> approved my fixes for cloud-init in Stable. Just ignoring the issue of
> the buggy startup of cloud-init in Stable, and hoping that we fix bugs
> in jessie-backports, then use that, doesn't cut it. Bugs in stable
> should be fixed, that's it.
> I would by the way very much appreciate a bit of support to convince the
> release team that we need to go forward in this bug report:
> tl;dr: I'm asking to add some .service files to cloud-init in stable,
> because the way systemd schedules things with initv scripts, the order
> is just wrong, and things may break. On a vanilla OpenStack image,
> that's fine, but as soon as you add new daemons and services, it starts
> to show.
> So the only way to fix things is to get the .service files added to
> Jessie. The issue has been pending since the 19th of June, with still no
> decision from the release team.
>> Remains the case of packages pulled from stable-backports or even unstable.
>> Calling the resulting system "Stable plus backports" would be misleading, since
>> this does not convey the information that the amount of backported packages
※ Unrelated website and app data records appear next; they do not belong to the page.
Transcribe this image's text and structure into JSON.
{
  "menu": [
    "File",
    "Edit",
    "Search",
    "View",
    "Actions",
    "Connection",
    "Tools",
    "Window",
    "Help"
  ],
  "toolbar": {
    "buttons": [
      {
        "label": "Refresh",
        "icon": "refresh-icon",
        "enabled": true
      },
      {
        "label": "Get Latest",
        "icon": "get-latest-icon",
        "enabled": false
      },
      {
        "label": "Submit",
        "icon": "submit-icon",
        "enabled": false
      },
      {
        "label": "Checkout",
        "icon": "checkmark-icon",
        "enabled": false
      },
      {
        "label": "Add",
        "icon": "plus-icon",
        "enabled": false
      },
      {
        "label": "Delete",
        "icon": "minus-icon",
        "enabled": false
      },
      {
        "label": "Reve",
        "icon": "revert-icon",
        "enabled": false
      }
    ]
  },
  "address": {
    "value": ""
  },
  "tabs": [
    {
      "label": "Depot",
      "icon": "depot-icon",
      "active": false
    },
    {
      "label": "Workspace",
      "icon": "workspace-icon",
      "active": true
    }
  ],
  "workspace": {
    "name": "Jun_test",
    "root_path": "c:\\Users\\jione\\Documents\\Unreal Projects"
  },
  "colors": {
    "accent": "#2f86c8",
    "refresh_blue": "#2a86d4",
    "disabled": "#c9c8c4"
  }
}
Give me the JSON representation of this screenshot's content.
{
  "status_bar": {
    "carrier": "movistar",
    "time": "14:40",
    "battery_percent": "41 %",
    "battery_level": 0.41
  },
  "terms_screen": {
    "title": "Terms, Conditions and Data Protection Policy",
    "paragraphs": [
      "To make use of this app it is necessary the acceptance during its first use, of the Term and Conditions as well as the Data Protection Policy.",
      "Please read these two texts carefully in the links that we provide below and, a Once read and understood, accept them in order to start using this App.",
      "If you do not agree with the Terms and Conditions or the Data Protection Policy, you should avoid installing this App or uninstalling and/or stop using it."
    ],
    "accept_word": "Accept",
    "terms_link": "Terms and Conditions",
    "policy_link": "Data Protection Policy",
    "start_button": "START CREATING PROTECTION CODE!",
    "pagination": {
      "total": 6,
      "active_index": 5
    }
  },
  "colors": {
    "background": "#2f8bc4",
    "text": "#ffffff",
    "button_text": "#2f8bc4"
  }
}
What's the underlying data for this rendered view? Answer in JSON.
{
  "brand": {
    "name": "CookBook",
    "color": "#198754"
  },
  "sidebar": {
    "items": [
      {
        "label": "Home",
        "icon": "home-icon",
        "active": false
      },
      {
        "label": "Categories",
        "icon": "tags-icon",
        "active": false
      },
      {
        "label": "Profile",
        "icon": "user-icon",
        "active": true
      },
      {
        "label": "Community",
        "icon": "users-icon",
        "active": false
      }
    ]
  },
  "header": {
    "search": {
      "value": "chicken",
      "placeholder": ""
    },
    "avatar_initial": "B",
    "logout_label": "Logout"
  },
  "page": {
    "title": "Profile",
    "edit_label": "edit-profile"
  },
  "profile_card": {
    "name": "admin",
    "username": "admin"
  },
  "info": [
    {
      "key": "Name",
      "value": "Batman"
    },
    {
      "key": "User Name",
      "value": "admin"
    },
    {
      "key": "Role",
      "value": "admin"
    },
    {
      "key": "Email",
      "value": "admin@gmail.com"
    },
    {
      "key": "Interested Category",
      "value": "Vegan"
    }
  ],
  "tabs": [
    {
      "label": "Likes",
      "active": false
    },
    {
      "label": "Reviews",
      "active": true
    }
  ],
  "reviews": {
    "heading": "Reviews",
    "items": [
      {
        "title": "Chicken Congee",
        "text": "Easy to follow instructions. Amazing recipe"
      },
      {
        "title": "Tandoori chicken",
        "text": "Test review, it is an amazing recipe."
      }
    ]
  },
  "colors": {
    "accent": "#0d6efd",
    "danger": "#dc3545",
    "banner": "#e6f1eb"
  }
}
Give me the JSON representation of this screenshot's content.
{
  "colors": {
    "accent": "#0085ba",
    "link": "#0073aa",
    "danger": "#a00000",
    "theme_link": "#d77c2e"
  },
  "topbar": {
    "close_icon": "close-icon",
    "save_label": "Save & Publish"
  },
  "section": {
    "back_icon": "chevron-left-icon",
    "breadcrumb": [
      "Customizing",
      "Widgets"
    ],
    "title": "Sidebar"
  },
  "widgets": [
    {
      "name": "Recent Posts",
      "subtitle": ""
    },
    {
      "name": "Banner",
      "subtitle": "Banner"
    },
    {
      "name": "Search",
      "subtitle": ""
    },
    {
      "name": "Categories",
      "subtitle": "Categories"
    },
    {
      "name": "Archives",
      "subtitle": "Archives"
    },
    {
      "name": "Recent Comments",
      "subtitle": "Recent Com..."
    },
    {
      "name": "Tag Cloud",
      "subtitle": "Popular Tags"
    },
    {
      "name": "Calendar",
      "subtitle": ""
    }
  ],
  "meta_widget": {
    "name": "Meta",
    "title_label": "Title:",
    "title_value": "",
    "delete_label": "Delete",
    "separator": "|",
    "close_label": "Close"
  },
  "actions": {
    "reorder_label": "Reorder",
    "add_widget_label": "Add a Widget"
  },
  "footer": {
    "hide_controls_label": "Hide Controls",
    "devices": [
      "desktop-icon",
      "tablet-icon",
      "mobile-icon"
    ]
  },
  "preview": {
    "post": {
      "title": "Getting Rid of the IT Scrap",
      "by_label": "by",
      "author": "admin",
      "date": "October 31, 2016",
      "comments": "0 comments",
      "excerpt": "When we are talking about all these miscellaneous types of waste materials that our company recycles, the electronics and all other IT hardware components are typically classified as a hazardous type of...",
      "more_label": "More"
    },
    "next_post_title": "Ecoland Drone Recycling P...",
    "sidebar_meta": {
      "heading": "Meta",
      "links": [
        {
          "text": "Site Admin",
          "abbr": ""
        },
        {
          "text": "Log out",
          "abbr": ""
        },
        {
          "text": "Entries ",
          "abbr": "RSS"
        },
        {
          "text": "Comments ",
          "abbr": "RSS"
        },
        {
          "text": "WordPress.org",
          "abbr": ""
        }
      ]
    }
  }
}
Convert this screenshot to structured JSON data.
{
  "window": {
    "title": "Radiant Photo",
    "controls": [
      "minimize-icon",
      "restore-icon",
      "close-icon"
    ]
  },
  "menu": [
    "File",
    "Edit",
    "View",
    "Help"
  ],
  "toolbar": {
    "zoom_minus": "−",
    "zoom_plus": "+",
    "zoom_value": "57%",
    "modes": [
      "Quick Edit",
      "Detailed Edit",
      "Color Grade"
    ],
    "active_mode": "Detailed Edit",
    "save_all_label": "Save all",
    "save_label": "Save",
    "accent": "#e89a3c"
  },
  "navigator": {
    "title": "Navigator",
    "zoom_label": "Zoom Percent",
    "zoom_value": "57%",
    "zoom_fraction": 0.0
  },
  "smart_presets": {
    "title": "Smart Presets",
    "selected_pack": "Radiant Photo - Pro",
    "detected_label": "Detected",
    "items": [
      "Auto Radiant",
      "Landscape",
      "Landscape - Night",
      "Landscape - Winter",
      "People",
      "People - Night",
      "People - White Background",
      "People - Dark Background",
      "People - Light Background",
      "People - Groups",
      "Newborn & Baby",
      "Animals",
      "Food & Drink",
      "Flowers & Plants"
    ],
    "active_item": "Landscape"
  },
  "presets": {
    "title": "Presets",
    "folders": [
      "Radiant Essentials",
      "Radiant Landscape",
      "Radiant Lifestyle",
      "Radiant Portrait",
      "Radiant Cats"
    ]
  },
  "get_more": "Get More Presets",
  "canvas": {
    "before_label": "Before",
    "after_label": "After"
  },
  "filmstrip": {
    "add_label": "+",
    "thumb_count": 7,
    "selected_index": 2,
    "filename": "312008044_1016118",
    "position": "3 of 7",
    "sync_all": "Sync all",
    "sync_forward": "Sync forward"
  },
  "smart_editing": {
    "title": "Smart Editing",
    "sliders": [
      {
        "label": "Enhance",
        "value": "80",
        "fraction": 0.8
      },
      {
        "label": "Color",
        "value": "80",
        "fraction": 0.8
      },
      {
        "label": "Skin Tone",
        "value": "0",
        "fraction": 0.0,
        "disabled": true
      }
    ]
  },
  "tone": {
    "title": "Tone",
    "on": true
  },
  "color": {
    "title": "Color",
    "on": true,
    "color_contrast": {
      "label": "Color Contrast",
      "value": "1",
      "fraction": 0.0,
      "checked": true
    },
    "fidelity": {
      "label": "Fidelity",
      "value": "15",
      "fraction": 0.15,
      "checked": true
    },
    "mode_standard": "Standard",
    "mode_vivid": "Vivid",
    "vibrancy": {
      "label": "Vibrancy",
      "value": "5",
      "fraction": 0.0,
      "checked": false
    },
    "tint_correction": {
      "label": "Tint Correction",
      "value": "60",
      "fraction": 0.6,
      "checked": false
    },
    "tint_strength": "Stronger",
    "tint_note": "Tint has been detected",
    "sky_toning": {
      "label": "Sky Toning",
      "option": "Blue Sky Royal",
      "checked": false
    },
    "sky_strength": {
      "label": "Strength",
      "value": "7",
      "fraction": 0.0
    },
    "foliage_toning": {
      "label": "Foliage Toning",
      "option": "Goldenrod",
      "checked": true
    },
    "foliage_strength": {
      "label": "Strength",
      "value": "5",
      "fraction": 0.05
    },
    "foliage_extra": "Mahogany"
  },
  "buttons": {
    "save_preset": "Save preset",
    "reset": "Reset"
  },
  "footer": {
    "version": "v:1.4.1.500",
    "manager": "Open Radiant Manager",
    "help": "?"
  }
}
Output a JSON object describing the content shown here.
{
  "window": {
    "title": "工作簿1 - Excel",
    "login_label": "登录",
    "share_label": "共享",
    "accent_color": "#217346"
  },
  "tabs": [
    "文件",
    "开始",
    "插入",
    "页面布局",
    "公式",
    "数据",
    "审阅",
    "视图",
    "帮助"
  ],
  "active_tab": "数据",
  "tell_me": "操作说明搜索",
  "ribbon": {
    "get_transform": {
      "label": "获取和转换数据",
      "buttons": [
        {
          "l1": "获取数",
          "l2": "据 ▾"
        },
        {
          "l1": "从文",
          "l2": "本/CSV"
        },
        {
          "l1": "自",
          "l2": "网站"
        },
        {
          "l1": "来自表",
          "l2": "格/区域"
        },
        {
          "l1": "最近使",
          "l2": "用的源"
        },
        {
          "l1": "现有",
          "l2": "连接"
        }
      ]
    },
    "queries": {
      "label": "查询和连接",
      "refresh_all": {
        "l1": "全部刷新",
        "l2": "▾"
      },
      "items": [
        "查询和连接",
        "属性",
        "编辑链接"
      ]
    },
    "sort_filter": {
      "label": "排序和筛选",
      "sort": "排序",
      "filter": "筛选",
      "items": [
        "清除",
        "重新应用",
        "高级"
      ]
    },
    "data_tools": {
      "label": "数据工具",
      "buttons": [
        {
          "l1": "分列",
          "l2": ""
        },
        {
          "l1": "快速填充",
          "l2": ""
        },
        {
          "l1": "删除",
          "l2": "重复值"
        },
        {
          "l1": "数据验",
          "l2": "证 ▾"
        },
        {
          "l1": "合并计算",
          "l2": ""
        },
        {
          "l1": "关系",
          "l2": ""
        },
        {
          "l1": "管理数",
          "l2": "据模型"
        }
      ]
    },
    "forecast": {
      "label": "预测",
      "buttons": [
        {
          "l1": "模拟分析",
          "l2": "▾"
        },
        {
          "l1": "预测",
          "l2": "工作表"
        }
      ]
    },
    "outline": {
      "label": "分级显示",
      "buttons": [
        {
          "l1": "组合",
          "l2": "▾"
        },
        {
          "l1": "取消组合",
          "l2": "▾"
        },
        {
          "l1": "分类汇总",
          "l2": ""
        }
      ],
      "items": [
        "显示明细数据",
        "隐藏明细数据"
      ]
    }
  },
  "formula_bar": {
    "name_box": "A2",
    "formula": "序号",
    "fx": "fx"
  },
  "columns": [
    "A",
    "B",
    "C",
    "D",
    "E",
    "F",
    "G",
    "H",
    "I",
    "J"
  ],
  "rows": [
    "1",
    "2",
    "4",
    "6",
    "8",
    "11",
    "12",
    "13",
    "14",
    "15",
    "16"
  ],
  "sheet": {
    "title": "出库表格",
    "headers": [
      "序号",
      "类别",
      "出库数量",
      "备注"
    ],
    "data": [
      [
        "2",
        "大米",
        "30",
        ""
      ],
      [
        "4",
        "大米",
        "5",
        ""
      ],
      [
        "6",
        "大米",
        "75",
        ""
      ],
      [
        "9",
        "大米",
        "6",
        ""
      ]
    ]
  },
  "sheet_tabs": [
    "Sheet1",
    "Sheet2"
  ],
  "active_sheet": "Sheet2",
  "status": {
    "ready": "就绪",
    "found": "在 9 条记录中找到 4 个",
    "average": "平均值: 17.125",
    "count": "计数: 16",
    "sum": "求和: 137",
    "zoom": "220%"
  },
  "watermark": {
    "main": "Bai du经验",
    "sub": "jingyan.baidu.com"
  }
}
>> is kept to the strict minimum.
> Never the less, you must activate the repositories from
> stable-backports, and that's effectively what the image becomes.
>> In the end, I start to think that it would be a good idea to create a Blend as
>> suggested earlier on this list.
> Feel free, by all means. But then it's not pure Debian anymore, it's a
> derivative (or a blend if you want to call it this way).
>> So if the needs of cloud images on various platforms are similar enough, how
>> about creating a non-Pure blend called "Debian Cloud" ? This is much more
>> self-explanatory than "Stable (plus backports)", and it could start as just a
>> page on www.debian.org explaining what images are available, and what the
>> differences are compared to Stable. What do other people think about this ?
> I very much would prefer if we had everything in Debian Stable, and aim
> towards that goal. Hopefully, this will be the case for Stretch for
> images which are non-openstack as well.
>> Lastly, a more radical solution would be to allow Stable updates of key
>> packages, even when they do not conform with the usual policy for Stable
>> updates. In the case of cloud-init for instance, I think that it would be
>> possible to coordinate such updates on this list, without rushing and with
>> giving all needed attention if there is feedback requesting to not do the
>> updates. This may open the possibility to have 100 % Stable images.
> This is exactly what I think should happen. Though for that, we need to
> convince the release team. This isn't easy to do so. Perhaps opening a
> thread on debian-devel, and trying to gather a consensus would ease the
> discussion with the release team on updating these key packages.
> On the Stable release, we have updates for the Kernel to add new
> drivers, previously not supported. I really consider that the support of
> new clouds (for example through an update of cloud-init) is exactly the
> same kind of thing. Cloud-init is IMO just like a driver for the cloud,
> which we should be allowed to update, just like for the kernel, and as
> soon as the diff is minimal. I have very little hope for introducing a
> new upstream release (I'm almost sure the release team would just refuse
> that), though perhaps we can do a bit patch of backports.
> Your thoughts anyone?
I think that if PPAMAIN existed we might not be having this
discussion. (Or at the very least it would be a much shorter
As you know, public and private cloud APIs move at a much faster rate
than our ~2-3 year release cadence.
We all need a way to bring in newer cloud enablement packages. It
seems to me our theoretical options are either via backports,
stable-updates, or PPAMAIN, as I don't think convincing the release
team to make an exception for cloud enablement packages is likely to
work. Perhaps they will grant us an exception, where the package in
question is completely broken, but even then it will likely be an
uphill battle, as we are likely to have dependencies that also need
> Thomas Goirand (zigo)